▸ Exercise instructions:
In the records below, find every line that contains "Save" and list it.

▸ Supplied entries:
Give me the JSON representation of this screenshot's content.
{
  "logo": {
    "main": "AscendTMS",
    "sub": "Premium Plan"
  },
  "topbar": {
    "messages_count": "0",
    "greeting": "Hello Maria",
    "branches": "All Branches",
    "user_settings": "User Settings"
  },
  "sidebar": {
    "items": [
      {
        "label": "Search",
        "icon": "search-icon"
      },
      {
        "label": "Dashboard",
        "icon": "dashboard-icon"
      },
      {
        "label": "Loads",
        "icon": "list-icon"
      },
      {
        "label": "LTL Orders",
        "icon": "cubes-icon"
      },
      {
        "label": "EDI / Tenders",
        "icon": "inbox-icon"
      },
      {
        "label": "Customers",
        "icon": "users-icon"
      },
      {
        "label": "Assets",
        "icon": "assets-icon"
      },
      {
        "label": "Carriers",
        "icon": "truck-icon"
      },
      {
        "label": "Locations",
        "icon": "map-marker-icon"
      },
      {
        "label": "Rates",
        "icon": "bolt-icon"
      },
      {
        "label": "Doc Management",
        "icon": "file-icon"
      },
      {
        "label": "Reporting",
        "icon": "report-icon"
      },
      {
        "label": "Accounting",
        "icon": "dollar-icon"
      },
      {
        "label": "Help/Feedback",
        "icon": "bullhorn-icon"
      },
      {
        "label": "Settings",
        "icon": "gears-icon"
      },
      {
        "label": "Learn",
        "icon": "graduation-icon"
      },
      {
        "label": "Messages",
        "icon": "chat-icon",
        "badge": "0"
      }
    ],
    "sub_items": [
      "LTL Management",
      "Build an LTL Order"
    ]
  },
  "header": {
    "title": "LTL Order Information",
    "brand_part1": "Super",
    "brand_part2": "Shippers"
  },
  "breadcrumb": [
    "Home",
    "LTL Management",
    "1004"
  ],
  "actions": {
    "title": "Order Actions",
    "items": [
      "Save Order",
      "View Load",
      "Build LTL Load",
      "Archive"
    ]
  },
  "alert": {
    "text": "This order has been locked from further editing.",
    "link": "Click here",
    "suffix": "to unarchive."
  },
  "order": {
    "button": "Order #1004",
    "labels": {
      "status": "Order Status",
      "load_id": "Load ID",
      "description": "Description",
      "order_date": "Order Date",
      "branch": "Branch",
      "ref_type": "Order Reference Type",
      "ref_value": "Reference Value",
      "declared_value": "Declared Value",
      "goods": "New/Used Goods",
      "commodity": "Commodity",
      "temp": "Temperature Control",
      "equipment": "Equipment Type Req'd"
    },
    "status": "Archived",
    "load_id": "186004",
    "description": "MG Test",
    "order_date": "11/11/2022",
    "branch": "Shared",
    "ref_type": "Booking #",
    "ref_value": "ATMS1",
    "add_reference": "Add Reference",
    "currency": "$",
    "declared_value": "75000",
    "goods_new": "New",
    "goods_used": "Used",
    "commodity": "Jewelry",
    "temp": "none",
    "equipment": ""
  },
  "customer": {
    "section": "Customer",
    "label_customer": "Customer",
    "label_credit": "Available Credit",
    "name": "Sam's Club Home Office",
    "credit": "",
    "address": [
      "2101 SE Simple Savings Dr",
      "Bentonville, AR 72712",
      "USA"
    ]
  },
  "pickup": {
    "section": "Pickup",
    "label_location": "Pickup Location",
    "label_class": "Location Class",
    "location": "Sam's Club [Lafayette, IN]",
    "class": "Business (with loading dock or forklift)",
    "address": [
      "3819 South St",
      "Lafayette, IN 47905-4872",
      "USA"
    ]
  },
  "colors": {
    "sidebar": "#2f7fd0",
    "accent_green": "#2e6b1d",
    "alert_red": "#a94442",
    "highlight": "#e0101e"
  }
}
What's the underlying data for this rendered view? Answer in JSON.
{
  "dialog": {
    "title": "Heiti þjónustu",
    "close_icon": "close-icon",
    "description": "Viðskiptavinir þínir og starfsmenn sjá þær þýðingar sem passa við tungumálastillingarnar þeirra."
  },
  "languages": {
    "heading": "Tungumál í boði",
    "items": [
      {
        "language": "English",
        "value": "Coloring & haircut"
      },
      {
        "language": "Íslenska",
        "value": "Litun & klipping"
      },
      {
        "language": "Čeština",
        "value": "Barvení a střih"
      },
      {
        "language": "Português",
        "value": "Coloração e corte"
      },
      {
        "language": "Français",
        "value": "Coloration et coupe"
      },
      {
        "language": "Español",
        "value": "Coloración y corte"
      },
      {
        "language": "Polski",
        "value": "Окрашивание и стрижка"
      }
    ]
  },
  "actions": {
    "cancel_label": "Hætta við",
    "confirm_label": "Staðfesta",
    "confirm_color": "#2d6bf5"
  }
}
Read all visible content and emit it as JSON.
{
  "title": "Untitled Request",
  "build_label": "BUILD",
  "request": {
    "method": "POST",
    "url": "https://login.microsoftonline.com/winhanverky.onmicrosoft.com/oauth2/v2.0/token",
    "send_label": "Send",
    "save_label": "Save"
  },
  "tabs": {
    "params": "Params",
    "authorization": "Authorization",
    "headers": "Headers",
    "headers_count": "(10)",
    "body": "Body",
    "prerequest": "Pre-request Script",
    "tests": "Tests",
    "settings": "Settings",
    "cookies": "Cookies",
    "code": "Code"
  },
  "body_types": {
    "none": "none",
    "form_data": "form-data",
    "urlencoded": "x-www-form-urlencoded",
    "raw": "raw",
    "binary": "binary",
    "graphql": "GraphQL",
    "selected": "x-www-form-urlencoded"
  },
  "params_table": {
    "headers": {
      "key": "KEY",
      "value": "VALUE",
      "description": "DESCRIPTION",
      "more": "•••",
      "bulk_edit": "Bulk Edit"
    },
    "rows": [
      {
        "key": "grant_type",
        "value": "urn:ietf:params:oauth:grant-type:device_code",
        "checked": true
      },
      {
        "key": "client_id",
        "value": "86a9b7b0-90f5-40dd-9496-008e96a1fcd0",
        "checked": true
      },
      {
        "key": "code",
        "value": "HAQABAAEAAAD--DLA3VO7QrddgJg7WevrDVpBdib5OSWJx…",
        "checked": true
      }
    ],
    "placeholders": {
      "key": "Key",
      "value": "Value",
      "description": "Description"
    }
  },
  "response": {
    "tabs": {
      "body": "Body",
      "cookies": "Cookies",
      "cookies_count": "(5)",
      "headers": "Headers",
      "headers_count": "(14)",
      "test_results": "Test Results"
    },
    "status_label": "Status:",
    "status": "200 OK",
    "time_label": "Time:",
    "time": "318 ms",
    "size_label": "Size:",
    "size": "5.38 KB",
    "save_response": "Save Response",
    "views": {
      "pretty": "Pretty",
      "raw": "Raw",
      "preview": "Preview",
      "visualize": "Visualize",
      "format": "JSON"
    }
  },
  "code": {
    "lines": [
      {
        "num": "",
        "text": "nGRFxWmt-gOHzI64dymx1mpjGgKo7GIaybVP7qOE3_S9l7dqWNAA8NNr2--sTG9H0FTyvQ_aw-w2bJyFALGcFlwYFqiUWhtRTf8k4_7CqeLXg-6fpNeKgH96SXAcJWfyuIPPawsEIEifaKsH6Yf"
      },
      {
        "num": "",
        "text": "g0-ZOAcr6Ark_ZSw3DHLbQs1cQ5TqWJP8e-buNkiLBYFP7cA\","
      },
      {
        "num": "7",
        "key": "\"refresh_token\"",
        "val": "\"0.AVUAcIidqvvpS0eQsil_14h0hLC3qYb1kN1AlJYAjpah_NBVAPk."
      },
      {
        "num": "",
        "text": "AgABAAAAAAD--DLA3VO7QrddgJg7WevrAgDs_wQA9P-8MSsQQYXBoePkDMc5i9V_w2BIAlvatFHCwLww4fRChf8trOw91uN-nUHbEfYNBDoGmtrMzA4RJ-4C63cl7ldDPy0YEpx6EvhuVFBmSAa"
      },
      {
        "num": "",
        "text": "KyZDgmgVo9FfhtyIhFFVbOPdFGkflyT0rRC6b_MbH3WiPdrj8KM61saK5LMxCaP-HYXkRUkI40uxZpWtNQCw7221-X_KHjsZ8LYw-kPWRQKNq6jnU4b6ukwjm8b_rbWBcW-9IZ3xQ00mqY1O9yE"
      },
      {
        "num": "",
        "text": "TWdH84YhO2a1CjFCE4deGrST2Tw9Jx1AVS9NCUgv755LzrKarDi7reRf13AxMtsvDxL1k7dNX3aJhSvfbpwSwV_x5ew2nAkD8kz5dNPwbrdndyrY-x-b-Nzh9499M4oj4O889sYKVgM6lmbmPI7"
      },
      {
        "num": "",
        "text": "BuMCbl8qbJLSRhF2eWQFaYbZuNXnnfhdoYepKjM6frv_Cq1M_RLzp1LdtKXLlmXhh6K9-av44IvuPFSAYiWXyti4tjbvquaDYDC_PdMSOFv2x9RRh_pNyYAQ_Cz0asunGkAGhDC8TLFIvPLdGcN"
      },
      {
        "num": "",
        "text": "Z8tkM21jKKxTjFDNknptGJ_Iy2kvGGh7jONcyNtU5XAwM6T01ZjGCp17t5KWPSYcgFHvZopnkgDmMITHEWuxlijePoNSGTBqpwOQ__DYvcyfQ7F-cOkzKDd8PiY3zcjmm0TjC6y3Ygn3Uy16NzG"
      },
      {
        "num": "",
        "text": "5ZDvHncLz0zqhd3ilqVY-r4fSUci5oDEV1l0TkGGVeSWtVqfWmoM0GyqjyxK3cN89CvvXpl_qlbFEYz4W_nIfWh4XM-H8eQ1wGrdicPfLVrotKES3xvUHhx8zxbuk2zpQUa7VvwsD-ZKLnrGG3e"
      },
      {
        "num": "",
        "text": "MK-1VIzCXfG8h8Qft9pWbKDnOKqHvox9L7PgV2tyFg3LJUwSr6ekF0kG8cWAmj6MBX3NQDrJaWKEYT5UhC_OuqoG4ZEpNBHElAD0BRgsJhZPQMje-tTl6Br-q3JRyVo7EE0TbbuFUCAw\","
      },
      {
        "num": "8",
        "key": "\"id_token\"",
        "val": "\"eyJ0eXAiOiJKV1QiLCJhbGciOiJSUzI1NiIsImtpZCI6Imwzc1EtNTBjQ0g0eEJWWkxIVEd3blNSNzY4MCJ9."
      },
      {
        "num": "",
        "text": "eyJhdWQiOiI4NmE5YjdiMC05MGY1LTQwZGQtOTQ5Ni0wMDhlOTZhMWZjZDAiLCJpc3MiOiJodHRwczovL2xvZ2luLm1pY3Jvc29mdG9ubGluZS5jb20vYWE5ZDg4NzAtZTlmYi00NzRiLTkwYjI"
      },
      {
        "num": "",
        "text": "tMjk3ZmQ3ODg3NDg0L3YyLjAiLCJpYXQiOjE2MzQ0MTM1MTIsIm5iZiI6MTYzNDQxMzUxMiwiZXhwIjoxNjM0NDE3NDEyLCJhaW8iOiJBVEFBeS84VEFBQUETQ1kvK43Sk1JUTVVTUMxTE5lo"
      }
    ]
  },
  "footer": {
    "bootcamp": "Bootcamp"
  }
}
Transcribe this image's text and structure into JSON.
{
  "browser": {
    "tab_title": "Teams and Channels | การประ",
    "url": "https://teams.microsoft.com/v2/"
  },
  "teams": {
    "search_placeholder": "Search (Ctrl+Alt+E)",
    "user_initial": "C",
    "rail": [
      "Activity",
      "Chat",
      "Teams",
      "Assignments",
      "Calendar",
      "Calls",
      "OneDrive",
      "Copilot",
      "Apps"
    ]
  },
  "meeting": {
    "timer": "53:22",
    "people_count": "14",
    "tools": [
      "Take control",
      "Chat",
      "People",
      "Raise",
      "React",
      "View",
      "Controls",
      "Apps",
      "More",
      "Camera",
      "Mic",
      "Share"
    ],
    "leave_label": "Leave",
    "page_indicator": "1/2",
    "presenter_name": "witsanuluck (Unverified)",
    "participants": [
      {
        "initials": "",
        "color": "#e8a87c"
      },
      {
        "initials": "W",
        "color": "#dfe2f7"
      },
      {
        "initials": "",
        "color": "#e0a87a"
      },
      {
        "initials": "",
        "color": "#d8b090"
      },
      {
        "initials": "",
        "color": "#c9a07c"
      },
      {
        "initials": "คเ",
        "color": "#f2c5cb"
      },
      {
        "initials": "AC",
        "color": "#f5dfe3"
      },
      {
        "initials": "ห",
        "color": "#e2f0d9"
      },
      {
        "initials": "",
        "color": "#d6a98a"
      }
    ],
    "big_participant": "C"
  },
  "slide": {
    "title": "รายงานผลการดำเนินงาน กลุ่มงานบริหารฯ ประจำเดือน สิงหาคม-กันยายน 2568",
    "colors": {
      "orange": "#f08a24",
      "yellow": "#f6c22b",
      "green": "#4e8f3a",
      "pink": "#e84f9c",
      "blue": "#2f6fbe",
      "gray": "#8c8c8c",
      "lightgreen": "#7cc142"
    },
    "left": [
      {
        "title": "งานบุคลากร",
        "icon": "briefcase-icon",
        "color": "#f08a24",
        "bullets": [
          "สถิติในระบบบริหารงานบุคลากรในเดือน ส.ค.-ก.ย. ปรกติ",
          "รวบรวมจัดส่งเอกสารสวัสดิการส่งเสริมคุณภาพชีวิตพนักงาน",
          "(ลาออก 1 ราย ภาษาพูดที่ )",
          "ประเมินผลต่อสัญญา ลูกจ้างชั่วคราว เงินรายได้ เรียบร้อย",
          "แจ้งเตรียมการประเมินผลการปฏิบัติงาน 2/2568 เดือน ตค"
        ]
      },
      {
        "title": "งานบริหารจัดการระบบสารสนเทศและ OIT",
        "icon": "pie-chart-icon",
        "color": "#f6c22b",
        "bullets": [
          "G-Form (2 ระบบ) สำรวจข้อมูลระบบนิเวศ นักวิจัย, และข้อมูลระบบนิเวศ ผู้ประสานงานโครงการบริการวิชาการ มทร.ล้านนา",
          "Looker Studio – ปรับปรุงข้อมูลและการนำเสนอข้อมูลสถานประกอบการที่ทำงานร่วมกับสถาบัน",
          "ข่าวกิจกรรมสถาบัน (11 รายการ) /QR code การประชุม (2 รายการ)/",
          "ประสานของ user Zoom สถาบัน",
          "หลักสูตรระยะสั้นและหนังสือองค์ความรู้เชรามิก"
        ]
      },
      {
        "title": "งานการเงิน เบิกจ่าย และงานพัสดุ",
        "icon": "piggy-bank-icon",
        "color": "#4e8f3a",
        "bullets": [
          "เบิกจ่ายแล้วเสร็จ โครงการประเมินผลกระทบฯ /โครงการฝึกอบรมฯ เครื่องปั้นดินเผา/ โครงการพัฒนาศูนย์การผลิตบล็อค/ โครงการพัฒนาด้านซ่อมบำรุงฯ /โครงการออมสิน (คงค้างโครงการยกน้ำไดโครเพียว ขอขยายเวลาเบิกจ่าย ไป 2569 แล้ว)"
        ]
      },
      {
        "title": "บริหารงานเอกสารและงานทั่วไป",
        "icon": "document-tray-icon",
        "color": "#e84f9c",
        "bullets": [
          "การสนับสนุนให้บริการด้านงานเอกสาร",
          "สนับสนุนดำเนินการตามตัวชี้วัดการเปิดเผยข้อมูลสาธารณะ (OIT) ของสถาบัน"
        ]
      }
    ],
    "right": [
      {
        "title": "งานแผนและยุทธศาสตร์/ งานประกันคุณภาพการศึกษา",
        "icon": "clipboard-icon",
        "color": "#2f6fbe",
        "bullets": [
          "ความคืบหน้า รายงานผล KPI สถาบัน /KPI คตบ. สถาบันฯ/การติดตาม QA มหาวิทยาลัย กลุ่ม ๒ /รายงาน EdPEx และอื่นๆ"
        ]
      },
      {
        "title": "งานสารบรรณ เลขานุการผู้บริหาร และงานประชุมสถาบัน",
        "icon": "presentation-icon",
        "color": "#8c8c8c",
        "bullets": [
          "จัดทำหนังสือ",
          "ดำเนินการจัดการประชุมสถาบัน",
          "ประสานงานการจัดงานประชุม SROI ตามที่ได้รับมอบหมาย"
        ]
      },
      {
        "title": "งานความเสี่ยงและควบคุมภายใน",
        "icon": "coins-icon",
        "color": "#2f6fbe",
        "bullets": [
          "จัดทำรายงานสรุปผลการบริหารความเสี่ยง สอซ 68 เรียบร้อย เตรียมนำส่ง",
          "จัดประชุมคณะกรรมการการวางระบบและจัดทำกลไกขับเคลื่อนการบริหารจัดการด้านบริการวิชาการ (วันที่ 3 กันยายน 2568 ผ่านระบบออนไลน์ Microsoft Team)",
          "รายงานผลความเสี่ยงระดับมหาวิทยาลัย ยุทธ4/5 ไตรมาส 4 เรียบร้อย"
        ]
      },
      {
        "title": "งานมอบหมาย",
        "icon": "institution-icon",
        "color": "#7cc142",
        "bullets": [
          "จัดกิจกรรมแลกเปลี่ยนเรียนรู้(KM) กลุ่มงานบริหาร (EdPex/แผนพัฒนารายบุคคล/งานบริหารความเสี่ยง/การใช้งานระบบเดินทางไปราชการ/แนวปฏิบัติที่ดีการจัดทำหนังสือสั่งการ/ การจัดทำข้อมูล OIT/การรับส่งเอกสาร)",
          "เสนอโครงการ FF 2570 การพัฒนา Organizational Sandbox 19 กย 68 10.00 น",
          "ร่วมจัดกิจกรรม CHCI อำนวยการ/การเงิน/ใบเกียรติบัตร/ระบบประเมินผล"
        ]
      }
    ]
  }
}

▸ Your response:
      "Save Order",
    "save_label": "Save"
    "save_response": "Save Response",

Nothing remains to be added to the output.